   -NOAAPort
   Other NWS Partners and Employees

FROM:   Mike Hopkins, NOAA
   Director, Surface and Upper Air Division
   Office of Observations

SUBJECT:   Suspension of Radiosonde Observations at Tallahassee,
Florida,
   Effective July 1, 2024

Effective July 1, 2024, and until further notice, the National
Weather
Service (NWS) is indefinitely suspending radiosonde observations at
Tallahassee, Florida, due to a global supply chain disruption of
Helium,
and the prohibitive cost of the Helium gas contracts.  The
Tallahassee
station has NWS Upper Air identifier KTAE and World
Meteorological
Organization (WMO) Upper Air site number, 72214. The NWS
launches
radiosondes from 100 Upper Air sites throughout the United States and
the
Caribbean, using Helium at 12 of these sites.  Hydrogen is the
preferred
gas because it is cost-effective and a more reliable gas option.  The
agency plans to convert many sites to Hydrogen as soon as practical
and as
funding becomes available.  However, safety concerns prevent Hydrogen
from
being used as an option at the current Tallahassee Upper Air
facility.

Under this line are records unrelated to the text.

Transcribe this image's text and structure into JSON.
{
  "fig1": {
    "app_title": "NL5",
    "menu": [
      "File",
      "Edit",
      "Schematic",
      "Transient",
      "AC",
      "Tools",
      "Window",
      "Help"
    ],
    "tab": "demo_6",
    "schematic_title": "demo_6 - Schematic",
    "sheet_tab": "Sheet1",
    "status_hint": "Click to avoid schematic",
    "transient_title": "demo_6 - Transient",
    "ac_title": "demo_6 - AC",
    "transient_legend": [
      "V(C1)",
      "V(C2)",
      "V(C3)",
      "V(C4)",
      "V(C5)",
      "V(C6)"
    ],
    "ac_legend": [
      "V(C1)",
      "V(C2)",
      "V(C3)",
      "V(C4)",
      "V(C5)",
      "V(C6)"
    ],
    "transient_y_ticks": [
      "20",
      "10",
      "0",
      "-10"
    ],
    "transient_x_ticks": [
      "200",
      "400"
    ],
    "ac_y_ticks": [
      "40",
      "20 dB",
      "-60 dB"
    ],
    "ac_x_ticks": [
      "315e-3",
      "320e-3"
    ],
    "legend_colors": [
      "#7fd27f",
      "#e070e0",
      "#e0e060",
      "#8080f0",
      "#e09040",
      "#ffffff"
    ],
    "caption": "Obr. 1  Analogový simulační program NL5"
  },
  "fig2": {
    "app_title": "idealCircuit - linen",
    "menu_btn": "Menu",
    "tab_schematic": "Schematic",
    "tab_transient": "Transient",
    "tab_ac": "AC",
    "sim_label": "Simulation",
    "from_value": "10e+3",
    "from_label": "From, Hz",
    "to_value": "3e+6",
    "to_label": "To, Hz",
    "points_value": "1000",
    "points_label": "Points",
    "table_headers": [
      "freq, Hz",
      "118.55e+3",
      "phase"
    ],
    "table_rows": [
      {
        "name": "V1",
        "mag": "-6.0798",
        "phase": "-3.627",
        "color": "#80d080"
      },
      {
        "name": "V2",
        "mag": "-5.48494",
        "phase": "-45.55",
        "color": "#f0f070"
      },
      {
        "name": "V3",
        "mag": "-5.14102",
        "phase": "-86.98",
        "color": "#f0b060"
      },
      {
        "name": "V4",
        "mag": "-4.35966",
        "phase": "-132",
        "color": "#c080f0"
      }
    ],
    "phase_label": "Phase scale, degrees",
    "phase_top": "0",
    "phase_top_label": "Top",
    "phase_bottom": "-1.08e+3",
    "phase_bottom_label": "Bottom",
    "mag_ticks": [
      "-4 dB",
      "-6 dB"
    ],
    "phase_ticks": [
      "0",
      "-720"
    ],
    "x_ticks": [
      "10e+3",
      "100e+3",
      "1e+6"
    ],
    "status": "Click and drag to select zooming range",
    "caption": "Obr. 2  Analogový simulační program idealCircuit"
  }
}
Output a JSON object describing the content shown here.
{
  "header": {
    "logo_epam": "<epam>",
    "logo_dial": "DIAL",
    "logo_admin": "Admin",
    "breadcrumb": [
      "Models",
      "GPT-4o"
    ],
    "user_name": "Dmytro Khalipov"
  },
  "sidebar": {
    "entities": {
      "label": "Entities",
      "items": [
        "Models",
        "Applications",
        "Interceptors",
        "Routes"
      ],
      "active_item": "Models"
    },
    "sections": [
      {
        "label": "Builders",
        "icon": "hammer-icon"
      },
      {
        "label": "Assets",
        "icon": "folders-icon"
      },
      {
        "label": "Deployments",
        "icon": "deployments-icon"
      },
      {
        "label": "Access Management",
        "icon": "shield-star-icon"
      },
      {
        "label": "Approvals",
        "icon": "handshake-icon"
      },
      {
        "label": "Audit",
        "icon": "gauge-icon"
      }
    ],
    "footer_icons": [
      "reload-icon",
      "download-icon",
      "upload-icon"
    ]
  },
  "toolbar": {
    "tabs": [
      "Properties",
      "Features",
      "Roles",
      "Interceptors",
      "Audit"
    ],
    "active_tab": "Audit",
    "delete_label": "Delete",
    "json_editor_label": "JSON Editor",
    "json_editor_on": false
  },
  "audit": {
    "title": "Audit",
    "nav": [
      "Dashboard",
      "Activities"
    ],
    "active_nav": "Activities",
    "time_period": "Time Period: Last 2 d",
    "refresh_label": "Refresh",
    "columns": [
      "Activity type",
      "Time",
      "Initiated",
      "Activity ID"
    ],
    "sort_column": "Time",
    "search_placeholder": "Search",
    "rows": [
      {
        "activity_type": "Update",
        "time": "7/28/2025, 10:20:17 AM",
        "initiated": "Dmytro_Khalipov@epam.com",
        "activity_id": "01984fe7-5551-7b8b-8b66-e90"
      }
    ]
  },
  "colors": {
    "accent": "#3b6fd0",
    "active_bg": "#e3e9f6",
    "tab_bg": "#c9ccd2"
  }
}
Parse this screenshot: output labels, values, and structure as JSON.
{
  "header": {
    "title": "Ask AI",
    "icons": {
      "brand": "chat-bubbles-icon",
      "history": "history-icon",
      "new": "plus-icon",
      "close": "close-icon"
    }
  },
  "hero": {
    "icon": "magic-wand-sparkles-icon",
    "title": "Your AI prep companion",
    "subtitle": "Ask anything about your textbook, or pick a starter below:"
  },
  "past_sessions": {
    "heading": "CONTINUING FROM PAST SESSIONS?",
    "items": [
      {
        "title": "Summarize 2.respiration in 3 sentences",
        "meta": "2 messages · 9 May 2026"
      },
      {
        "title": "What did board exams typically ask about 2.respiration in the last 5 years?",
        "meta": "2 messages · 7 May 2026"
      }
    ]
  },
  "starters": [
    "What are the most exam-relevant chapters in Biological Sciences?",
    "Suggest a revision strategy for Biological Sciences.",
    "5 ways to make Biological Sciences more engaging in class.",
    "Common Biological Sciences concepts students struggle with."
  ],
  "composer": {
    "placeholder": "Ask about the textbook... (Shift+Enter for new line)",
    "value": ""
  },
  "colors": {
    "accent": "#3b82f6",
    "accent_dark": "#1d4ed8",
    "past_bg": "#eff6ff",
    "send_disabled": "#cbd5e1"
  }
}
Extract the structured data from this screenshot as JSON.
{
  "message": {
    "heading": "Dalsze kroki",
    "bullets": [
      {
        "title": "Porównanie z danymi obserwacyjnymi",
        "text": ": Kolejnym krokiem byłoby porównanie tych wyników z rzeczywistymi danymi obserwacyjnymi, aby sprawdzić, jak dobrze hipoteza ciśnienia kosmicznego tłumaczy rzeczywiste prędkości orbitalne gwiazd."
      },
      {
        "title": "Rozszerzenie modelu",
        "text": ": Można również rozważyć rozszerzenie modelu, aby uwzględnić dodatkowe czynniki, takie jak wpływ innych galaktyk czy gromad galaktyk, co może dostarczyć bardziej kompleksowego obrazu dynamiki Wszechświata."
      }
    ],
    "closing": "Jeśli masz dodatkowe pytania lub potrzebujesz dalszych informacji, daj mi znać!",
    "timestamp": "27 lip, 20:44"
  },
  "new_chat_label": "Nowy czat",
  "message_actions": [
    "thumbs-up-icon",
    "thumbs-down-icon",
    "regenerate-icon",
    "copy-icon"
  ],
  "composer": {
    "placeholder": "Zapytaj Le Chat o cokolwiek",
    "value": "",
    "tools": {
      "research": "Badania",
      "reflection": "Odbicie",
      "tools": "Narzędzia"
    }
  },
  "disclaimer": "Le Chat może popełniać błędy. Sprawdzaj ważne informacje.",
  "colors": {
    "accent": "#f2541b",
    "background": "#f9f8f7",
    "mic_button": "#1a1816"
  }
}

In the near term, the affected site will benefit from data collected
by
radiosonde observations from neighboring Upper Air sites, polar and
geostationary satellite soundings, and from instruments on aircraft
flying
into nearby airports.  National Oceanic and Atmospheric
Administration and
United States Air Force aircraft also provide special soundings
during
tropical storms.

Radiosondes are instruments attached to weather balloons that send
back a
wide range of upper atmospheric data to support weather forecasts,
including temperature, dew point, relative humidity, barometric
pressure,
wind speed, and wind direction.  Radiosondes are one of many
technologies
that collect earth observation data for weather modeling and
forecasting.
Data is also collected from instruments aboard commercial aircraft,
surface observing stations, satellites, radars, and buoys.

The Helium gas shortage affects approximately 12% of all NWS Upper
Air
Sites.The NWS will take all steps possible to mitigate additional
supply
chain and contracting issues and continue converting sites to
Hydrogen
where locations, leases, and safe operations allow and as funding
becomes
available.

If you or your organization have any questions about these changes,
please
contact:

Susan Buchanan
Director of Public Affairs
National Weather Service
Phone: 202-834-5235
Email: susan.buchanan@noaa.gov

National Service Change Notices are online at:

https://www.weather.gov/notification/